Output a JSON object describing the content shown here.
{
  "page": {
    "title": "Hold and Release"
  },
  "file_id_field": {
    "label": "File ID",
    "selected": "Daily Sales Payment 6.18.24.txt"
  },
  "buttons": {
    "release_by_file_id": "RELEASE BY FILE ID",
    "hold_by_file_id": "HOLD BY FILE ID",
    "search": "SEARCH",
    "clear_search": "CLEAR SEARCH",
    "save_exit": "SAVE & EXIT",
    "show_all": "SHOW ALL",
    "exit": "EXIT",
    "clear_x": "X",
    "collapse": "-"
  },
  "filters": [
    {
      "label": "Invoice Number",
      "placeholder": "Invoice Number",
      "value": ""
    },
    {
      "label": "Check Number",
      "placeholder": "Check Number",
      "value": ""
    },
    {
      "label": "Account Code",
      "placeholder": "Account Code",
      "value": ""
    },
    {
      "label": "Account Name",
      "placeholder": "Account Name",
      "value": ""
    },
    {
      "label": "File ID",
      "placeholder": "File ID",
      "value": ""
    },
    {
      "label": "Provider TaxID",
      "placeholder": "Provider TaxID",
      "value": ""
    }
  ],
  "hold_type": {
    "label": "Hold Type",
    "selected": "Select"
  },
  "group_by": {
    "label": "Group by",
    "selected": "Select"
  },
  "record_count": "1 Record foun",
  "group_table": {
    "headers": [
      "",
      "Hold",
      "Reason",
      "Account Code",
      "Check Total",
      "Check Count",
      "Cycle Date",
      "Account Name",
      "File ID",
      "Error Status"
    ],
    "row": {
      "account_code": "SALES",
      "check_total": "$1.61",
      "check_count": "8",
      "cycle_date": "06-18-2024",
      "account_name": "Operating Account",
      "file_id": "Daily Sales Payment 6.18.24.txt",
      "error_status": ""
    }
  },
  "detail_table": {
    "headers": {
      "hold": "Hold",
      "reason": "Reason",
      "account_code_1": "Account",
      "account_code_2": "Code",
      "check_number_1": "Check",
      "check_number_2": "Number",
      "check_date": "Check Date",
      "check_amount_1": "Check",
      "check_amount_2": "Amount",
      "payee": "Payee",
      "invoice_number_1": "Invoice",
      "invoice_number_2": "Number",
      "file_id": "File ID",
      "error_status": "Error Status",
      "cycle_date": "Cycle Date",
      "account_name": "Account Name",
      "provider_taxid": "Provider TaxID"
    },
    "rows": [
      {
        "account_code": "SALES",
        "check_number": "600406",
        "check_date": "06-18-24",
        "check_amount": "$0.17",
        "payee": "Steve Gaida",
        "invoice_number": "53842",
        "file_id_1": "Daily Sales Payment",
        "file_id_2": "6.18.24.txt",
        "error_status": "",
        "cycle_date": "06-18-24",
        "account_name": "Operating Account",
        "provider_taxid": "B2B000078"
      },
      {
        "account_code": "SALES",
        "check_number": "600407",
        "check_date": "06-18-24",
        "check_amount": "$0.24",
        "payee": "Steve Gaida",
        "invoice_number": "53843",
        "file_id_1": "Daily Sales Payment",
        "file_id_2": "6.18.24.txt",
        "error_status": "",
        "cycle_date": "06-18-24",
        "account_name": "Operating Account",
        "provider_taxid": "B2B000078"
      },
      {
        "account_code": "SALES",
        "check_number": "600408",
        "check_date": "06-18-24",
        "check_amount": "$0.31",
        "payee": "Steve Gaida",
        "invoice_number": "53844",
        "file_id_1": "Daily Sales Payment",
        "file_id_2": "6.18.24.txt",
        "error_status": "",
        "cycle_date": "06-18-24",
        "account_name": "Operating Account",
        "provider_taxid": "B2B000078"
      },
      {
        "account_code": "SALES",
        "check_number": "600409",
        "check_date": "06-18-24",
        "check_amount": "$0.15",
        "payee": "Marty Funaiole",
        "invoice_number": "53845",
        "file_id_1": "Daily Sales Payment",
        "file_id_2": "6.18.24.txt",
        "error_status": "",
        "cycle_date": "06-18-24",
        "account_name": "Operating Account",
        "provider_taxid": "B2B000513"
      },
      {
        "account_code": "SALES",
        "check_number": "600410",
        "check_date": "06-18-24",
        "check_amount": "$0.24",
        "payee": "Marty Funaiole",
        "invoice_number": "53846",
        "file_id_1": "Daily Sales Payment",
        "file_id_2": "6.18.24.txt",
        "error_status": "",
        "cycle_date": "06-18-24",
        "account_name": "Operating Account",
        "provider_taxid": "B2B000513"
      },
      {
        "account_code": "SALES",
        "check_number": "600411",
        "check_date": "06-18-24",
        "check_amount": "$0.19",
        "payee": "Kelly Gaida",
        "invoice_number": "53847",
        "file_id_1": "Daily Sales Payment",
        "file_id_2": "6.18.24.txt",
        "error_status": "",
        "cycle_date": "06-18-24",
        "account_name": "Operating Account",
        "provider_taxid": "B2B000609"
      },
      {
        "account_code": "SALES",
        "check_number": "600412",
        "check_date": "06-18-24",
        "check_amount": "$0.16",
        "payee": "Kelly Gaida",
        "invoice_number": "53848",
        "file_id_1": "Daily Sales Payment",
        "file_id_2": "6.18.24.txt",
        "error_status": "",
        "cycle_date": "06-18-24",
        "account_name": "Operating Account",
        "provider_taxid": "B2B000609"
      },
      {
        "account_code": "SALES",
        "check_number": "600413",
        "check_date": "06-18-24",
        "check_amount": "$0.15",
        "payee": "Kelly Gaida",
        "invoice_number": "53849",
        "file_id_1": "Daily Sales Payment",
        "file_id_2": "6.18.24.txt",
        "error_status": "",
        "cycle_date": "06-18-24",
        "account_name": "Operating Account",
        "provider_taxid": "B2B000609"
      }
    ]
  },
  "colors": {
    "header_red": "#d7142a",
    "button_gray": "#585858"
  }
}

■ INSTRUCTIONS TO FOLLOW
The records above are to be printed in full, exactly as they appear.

■ SOLUTION FOR THIS EXERCISE
Output a JSON object describing the content shown here.
{
  "page": {
    "title": "Hold and Release"
  },
  "file_id_field": {
    "label": "File ID",
    "selected": "Daily Sales Payment 6.18.24.txt"
  },
  "buttons": {
    "release_by_file_id": "RELEASE BY FILE ID",
    "hold_by_file_id": "HOLD BY FILE ID",
    "search": "SEARCH",
    "clear_search": "CLEAR SEARCH",
    "save_exit": "SAVE & EXIT",
    "show_all": "SHOW ALL",
    "exit": "EXIT",
    "clear_x": "X",
    "collapse": "-"
  },
  "filters": [
    {
      "label": "Invoice Number",
      "placeholder": "Invoice Number",
      "value": ""
    },
    {
      "label": "Check Number",
      "placeholder": "Check Number",
      "value": ""
    },
    {
      "label": "Account Code",
      "placeholder": "Account Code",
      "value": ""
    },
    {
      "label": "Account Name",
      "placeholder": "Account Name",
      "value": ""
    },
    {
      "label": "File ID",
      "placeholder": "File ID",
      "value": ""
    },
    {
      "label": "Provider TaxID",
      "placeholder": "Provider TaxID",
      "value": ""
    }
  ],
  "hold_type": {
    "label": "Hold Type",
    "selected": "Select"
  },
  "group_by": {
    "label": "Group by",
    "selected": "Select"
  },
  "record_count": "1 Record foun",
  "group_table": {
    "headers": [
      "",
      "Hold",
      "Reason",
      "Account Code",
      "Check Total",
      "Check Count",
      "Cycle Date",
      "Account Name",
      "File ID",
      "Error Status"
    ],
    "row": {
      "account_code": "SALES",
      "check_total": "$1.61",
      "check_count": "8",
      "cycle_date": "06-18-2024",
      "account_name": "Operating Account",
      "file_id": "Daily Sales Payment 6.18.24.txt",
      "error_status": ""
    }
  },
  "detail_table": {
    "headers": {
      "hold": "Hold",
      "reason": "Reason",
      "account_code_1": "Account",
      "account_code_2": "Code",
      "check_number_1": "Check",
      "check_number_2": "Number",
      "check_date": "Check Date",
      "check_amount_1": "Check",
      "check_amount_2": "Amount",
      "payee": "Payee",
      "invoice_number_1": "Invoice",
      "invoice_number_2": "Number",
      "file_id": "File ID",
      "error_status": "Error Status",
      "cycle_date": "Cycle Date",
      "account_name": "Account Name",
      "provider_taxid": "Provider TaxID"
    },
    "rows": [
      {
        "account_code": "SALES",
        "check_number": "600406",
        "check_date": "06-18-24",
        "check_amount": "$0.17",
        "payee": "Steve Gaida",
        "invoice_number": "53842",
        "file_id_1": "Daily Sales Payment",
        "file_id_2": "6.18.24.txt",
        "error_status": "",
        "cycle_date": "06-18-24",
        "account_name": "Operating Account",
        "provider_taxid": "B2B000078"
      },
      {
        "account_code": "SALES",
        "check_number": "600407",
        "check_date": "06-18-24",
        "check_amount": "$0.24",
        "payee": "Steve Gaida",
        "invoice_number": "53843",
        "file_id_1": "Daily Sales Payment",
        "file_id_2": "6.18.24.txt",
        "error_status": "",
        "cycle_date": "06-18-24",
        "account_name": "Operating Account",
        "provider_taxid": "B2B000078"
      },
      {
        "account_code": "SALES",
        "check_number": "600408",
        "check_date": "06-18-24",
        "check_amount": "$0.31",
        "payee": "Steve Gaida",
        "invoice_number": "53844",
        "file_id_1": "Daily Sales Payment",
        "file_id_2": "6.18.24.txt",
        "error_status": "",
        "cycle_date": "06-18-24",
        "account_name": "Operating Account",
        "provider_taxid": "B2B000078"
      },
      {
        "account_code": "SALES",
        "check_number": "600409",
        "check_date": "06-18-24",
        "check_amount": "$0.15",
        "payee": "Marty Funaiole",
        "invoice_number": "53845",
        "file_id_1": "Daily Sales Payment",
        "file_id_2": "6.18.24.txt",
        "error_status": "",
        "cycle_date": "06-18-24",
        "account_name": "Operating Account",
        "provider_taxid": "B2B000513"
      },
      {
        "account_code": "SALES",
        "check_number": "600410",
        "check_date": "06-18-24",
        "check_amount": "$0.24",
        "payee": "Marty Funaiole",
        "invoice_number": "53846",
        "file_id_1": "Daily Sales Payment",
        "file_id_2": "6.18.24.txt",
        "error_status": "",
        "cycle_date": "06-18-24",
        "account_name": "Operating Account",
        "provider_taxid": "B2B000513"
      },
      {
        "account_code": "SALES",
        "check_number": "600411",
        "check_date": "06-18-24",
        "check_amount": "$0.19",
        "payee": "Kelly Gaida",
        "invoice_number": "53847",
        "file_id_1": "Daily Sales Payment",
        "file_id_2": "6.18.24.txt",
        "error_status": "",
        "cycle_date": "06-18-24",
        "account_name": "Operating Account",
        "provider_taxid": "B2B000609"
      },
      {
        "account_code": "SALES",
        "check_number": "600412",
        "check_date": "06-18-24",
        "check_amount": "$0.16",
        "payee": "Kelly Gaida",
        "invoice_number": "53848",
        "file_id_1": "Daily Sales Payment",
        "file_id_2": "6.18.24.txt",
        "error_status": "",
        "cycle_date": "06-18-24",
        "account_name": "Operating Account",
        "provider_taxid": "B2B000609"
      },
      {
        "account_code": "SALES",
        "check_number": "600413",
        "check_date": "06-18-24",
        "check_amount": "$0.15",
        "payee": "Kelly Gaida",
        "invoice_number": "53849",
        "file_id_1": "Daily Sales Payment",
        "file_id_2": "6.18.24.txt",
        "error_status": "",
        "cycle_date": "06-18-24",
        "account_name": "Operating Account",
        "provider_taxid": "B2B000609"
      }
    ]
  },
  "colors": {
    "header_red": "#d7142a",
    "button_gray": "#585858"
  }
}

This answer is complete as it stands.